Moller-Maersk eyes demand pickup, to sell Danske Bank stake

Danish shipping and oil group Moller-Maersk said it would sell off its stake in Danske Bank after missing forecasts for 2014.

"Going forward, all our activities are within the industries of oil and oil services, and shipping and shipping infrastructure. In that sense it was a good and important move," Nils Andersen, CEO of Moller Maersk, told CNBC Wednesday.

However, the company – which is often viewed as a bellwether for global trade, with its status as the world's largest container shipping line - predicted a rise in global demand for containers this year. Moller-Maersk said that demand for seaborne containers would increase between 3 percent and 5 percent in 2015.

Shares in the company rose 6 percent in London following the release.

It came as it posted a rise in net profit to $5.2 billion for last year, from a figure of $3.8 billion last year, although this missed analyst expectations of $5.94 billion in a Reuters poll.

Jasper Julnen | Bloomberg | Getty Images

Revenue beat, however, rising to $47.57 billion last year, above estimates of $47.35 billion.

Revenue saw a boost from "higher container volumes at lower freight rates as well as higher oil entitlement production at a lower average oil price," the company said.

Its end-of-year earnings report, released Wednesday, also revealed that it is set to sell its 20 percent stake in the Danish lender Danske Bank. The proceeds - which could total $5.5 billion - will be given out to shareholders as dividend payments.

"We're distributing all the dividends directly. We have a very strong balance sheet - we don't need the cash. It will go directly to shareholders," Andersen added.

Looking ahead to 2015, the company projected net profit of "slightly below" $4 billion, which excluded the cash gained from the sale of its Danske Bank stake.

It said the estimates were subject to "considerable uncertainty" due to the weakness in oil prices and developments in the global economy.
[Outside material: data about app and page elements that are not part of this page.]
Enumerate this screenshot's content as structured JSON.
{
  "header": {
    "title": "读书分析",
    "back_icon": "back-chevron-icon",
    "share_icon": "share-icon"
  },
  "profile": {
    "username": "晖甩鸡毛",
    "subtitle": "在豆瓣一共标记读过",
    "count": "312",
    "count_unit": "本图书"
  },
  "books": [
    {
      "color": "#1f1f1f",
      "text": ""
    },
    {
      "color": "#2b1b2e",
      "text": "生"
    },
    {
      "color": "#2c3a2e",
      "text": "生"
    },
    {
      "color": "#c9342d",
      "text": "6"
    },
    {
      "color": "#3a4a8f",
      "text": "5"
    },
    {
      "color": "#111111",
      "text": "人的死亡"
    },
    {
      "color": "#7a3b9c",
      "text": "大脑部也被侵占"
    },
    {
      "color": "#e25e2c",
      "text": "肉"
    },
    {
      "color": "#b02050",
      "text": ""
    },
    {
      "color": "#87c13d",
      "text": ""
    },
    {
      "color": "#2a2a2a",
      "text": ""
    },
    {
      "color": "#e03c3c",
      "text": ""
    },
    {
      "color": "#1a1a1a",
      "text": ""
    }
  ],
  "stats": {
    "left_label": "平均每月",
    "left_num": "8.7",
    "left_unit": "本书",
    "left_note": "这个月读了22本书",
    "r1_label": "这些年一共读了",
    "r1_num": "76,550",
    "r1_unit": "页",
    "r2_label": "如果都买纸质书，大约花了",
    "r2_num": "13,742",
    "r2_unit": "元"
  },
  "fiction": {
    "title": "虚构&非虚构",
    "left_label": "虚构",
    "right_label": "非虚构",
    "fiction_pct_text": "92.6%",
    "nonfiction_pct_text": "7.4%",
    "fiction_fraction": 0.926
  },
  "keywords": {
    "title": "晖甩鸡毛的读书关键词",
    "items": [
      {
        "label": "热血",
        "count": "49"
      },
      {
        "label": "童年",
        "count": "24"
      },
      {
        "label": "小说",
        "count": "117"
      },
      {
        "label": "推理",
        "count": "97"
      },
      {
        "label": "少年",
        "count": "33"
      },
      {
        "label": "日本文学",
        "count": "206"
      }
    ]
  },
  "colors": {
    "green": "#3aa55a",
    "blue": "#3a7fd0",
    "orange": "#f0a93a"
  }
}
Its oil division expected a significantly lower underlying result for 2015 and said its "break even" was oil prices in the range of $55 to $60 a barrel.

"The recent substantial decline in oil price during the end of 2014 and the beginning of 2015, has led to reduced cash flows primarily from our oil and drilling operations," the company said in the report.

- By CNBC's Matt Clinch